A HSE spokesperson said: “The community assessment hubs, whilst focused on addressing the needs of those referred, are monitored through management structures and are scaled up/scaled down as appropriate based on activity and demand.
“Hours of operation are planned in advance and it is important to note that any referrals for assessment at the community assessment hubs will be appropriately addressed. Community assessment hubs will be available and accessible as required within each community healthcare organisation for those referred by general practitioners.”
Meanwhile, a system enabling GPs to alert the HSE to patients referred for Covid-19 testing but who have had no result within five days has been established.
The system allows GPs to alert such cases to the HSE via a dedicated email address.
The ICGP and IMO have written to GPs informing them of the development following concern expressed by GPs about testing and contact tracing delays.
Additionally, the ICGP has informed GPs that the HSE has advised the College of a change in the contact tracing process for patients who test positive from this week.
It will now mean that the patient’s close contacts will be tested on day 1 and day 7, whether or not they have symptoms. “The tests will be ordered by Public Health when they identify the patient’s close contacts. The close contact’s GP details will be taken by Public Health and the result will be returned to the close contact and their personal GP,” stated the College.
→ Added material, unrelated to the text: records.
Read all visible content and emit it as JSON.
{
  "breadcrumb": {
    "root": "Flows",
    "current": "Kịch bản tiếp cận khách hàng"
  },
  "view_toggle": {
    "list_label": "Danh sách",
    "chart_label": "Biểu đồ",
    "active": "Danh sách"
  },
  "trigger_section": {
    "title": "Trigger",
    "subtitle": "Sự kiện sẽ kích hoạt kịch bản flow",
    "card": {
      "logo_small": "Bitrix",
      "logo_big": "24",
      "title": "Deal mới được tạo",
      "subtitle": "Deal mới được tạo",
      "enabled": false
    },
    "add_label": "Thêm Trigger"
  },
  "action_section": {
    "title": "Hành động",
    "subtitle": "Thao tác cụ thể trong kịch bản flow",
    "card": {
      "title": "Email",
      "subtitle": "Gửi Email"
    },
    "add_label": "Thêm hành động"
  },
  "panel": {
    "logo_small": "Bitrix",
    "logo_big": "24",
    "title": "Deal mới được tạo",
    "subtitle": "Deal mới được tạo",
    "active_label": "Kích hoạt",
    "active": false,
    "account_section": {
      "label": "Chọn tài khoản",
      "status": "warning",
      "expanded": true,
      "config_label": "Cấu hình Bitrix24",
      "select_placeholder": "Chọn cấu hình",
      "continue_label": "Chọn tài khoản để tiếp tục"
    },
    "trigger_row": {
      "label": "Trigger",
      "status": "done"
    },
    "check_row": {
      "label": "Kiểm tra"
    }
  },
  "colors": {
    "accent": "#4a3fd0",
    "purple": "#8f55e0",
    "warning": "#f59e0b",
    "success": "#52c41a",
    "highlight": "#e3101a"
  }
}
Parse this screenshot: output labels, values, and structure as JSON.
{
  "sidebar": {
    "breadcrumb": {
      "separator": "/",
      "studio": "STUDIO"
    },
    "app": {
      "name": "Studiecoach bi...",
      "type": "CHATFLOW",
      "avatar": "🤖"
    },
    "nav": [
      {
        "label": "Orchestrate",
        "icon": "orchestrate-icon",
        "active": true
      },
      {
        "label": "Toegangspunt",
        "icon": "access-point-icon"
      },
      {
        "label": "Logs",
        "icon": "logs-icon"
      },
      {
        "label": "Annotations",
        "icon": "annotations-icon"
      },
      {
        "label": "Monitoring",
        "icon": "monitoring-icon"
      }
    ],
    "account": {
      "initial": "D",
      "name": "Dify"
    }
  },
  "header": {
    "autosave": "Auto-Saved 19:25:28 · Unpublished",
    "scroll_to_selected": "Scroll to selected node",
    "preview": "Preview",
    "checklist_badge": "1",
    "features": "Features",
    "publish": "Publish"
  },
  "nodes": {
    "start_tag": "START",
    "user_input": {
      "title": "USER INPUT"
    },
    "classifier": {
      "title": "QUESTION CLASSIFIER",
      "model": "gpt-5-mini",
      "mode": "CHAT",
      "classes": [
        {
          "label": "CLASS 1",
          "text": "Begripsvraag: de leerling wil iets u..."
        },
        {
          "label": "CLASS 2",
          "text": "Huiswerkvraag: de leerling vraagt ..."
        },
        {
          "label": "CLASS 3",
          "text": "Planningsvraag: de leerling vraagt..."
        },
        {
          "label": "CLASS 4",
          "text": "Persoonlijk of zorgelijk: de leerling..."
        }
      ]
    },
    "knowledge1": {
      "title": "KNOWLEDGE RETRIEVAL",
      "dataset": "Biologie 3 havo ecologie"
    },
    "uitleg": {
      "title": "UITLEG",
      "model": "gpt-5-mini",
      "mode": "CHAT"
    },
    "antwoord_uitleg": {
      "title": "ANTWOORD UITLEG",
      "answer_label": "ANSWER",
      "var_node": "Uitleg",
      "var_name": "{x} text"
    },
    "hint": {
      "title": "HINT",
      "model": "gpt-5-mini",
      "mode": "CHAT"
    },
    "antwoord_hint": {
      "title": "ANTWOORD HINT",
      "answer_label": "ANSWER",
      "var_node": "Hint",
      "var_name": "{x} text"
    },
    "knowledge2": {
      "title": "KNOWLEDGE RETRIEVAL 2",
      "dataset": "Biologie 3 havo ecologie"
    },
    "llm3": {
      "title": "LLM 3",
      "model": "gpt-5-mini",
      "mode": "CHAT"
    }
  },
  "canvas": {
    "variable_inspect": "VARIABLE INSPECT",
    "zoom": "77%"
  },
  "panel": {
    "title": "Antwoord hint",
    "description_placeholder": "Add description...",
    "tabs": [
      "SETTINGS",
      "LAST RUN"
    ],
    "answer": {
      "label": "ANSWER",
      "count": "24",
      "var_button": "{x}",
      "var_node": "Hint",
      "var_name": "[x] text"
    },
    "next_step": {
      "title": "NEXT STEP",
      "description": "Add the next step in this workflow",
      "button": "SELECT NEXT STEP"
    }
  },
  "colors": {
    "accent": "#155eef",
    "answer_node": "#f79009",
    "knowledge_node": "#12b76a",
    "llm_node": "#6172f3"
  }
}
“When you decide to refer a patient for testing, we recommend that you ask the patient to make a note of who they were in close contact with during the previous 48 hours as Public Health will need this listing if they are tested positive.”